None


Corresponding author

Pr. Jean-François Bretagne
Service des Maladies de l’Appareil Digestif
Hôpital Pontchaillou
35033 Rennes cedex
France   
Fax: + 33 2 99 28 41 89   
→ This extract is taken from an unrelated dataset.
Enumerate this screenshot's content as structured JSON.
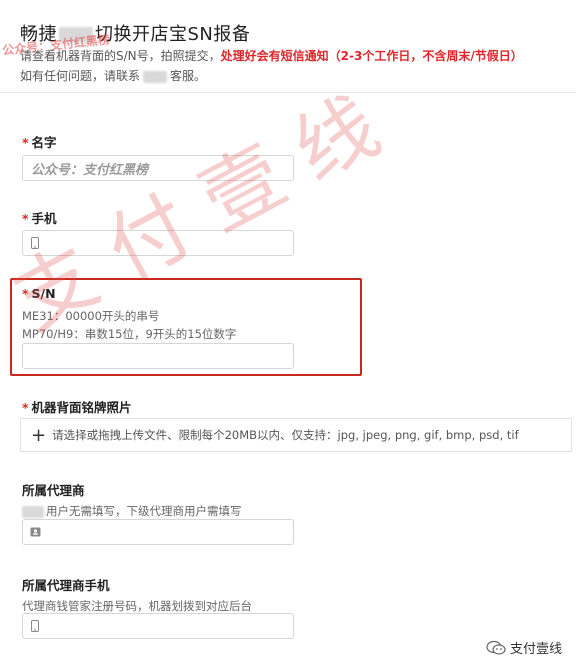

Zoom Image
Fig. 1 Flowchart of the study, FDG, fluorodeoxyglucose; PET/CT, positron emission tomography with computed tomography
Zoom Image
Fig. 2 An incidental focal FDG-uptake that was found in the sigmoid in 1 study patient
Zoom Image
Fig. 3 Receiver operating characteristic curve of the metabolic volume (MV30) for differentiating between advanced neoplasia and other findings at colonoscopy in FDG PET-positive areas.